There’s a scene in Pulitzer Prize-winning playwright
David Lindsay-Abaire’s stirring
Good People, currently playing at Arena Stage, in which scrappy protagonist Margaret makes a
nerve-racking surprise visit to a former flame’s office. The old boyfriend is now
a successful doctor, and Margie, who’s just been laid off from her minimum-wage job
at the local dollar store, has come on the off chance the office is hiring. It’s important
she look her best. So costume designer
Linda Cho outfits the character in the pretty floral blouse and sweater Margaret’s friend Jean
had been wearing earlier in the play. The subtle choice is revealing of both the women’s
close relationship and their financial standing, and it’s only one example of the
poignant attention to detail that, among many other things, makes this beautifully
complex production so powerful.
Lindsay-Abaire, Canadian director
Jackie Maxwell, and a stellar cast of actors and designers have constructed an intimate universe
of missed child support payments, incarcerated neighbors, disappointing scratch-off
tickets, and overdoses, where weary but optimistic Margie (the extraordinary

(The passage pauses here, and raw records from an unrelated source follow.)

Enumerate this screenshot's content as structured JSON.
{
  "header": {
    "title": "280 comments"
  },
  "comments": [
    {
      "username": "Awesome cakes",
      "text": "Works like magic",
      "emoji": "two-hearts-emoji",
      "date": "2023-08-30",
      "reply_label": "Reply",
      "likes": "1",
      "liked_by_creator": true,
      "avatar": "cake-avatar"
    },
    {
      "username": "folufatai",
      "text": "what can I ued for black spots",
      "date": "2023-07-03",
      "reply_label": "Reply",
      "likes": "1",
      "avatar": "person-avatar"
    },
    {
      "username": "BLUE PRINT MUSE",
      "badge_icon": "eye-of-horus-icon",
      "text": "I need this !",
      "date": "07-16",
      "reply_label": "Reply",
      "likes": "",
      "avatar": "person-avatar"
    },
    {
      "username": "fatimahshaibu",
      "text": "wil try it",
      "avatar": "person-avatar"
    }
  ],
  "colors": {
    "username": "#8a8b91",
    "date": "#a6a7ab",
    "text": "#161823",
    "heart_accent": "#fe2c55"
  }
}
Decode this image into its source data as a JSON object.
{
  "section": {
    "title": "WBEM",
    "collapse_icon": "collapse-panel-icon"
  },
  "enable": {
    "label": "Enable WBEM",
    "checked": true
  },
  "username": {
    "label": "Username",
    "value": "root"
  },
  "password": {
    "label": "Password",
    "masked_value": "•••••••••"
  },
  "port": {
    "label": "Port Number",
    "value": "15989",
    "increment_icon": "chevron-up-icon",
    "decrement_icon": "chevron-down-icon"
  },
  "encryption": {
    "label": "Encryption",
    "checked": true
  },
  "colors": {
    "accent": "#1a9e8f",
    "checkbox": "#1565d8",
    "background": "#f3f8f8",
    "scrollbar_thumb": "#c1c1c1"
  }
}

Johanna Day) is struggling to hold down a job that will provide for her and her disabled adult
daughter. At the suggestion of her wisecracking friend Jean (Amy McWilliams), Margie seeks out Mike (Andrew Long), the bygone friend and fling who managed to “escape” their tight-knit blue-collar
community, setting into motion a wicked smart (or “smaht,” as the Boston-based characters
might say) exploration of class, fate, and perspective that is painfully funny and
For all its grit and turmoil, the portrait Lindsay-Abaire paints of “Southie” (South
Boston’s rough lower end) and its residents is a loving one. The playwright’s complicated
feelings about his own Southie upbringing and the prep school scholarship that removed
him from it served as the fodder for
Good People, the New York Drama Critics Circle 2011 award winner for best play and timely follow-up
to his Pulitzer-winning previous play,
Rabbit Hole (Nicole Kidman nabbed an Oscar nod in the film adaptation).
Those complicated feelings come shining through in
People’s rich, nuanced characters, made vibrant in this production by universally excellent
performances. If the rest of the cast is terrific, Day is nearly flawless, communicating
years of strength and struggle, pride and vulnerability cloaked in every snarky remark
or blunt admission. The Tony-nominated actress is reprising the role after starring
in its Boston premiere, and the casting couldn’t be better. As the fiercely loyal
Amy McWilliams embodies her own elusive confidence in a life lived hard with humor and sharp honesty.
Dottie, Margie’s gruff landlady, played by
Rosemary Knower, adds another sturdy block to the neighborhood’s strong foundation of humanity.
It’s when this unapologetically genuine world collides with Mike’s equally complex,
chandeliered existence that
Andrew Long’s Mike wields a keen control, bubbling from simmer to boil and back again. As his
trophy wife, Kate,
Francesca Choy-Kee arms her character with a quiet depth her pretty young facade belies. The clash of
the characters and classes is slow-building and raw, wrapped in the surface-level
niceties polite society requires. It’s that slow build and breakdown that makes the
action so satisfying. That, and the fact that the play is really, really funny.
As if the cast’s dramatic range weren’t affecting enough, impeccable comic timing
and chemistry infuse the production with a weighty authenticity that hits the story’s
many messages home even harder. Tapping the uncomfortable nerve that awkward interactions
expose seems to be a growing comedic trend in recent years, and in this case it’s
clear why the approach is so effective. Laughing or wincing, your emotional connection
with the material is heightened. The play is not funny in the way a laugh-tracked
sitcom might be; it’s funny in the way real life is.
It’s hard to say whether
People working so well is more the result of top-notch actors or the scripts they were given.
Obviously, it’s a little of both, which couldn’t be more fitting. The production tackles
the age-old questions of nature versus nurture, hard work versus circumstance, and
perception versus reality with straightforward freshness and finds that the answers
are never black or white, or good or bad, but somewhere in between. In life, as it
is in the dingy bingo hall Margie and her neighbors frequent, sometimes the cards
are stacked against you and sometimes you get lucky.
is at Arena Stage through March 10. Running time is about two hours and ten minutes,
with one intermission. Tickets ($40 to $85) are available via Arena Stage’s website.
In conjunction with the show’s run, Arena is hosting a “Looking for a Few Good People”
job fair with Ward 6 council member Tommy Wells on March 1 from 10 AM to 2 PM.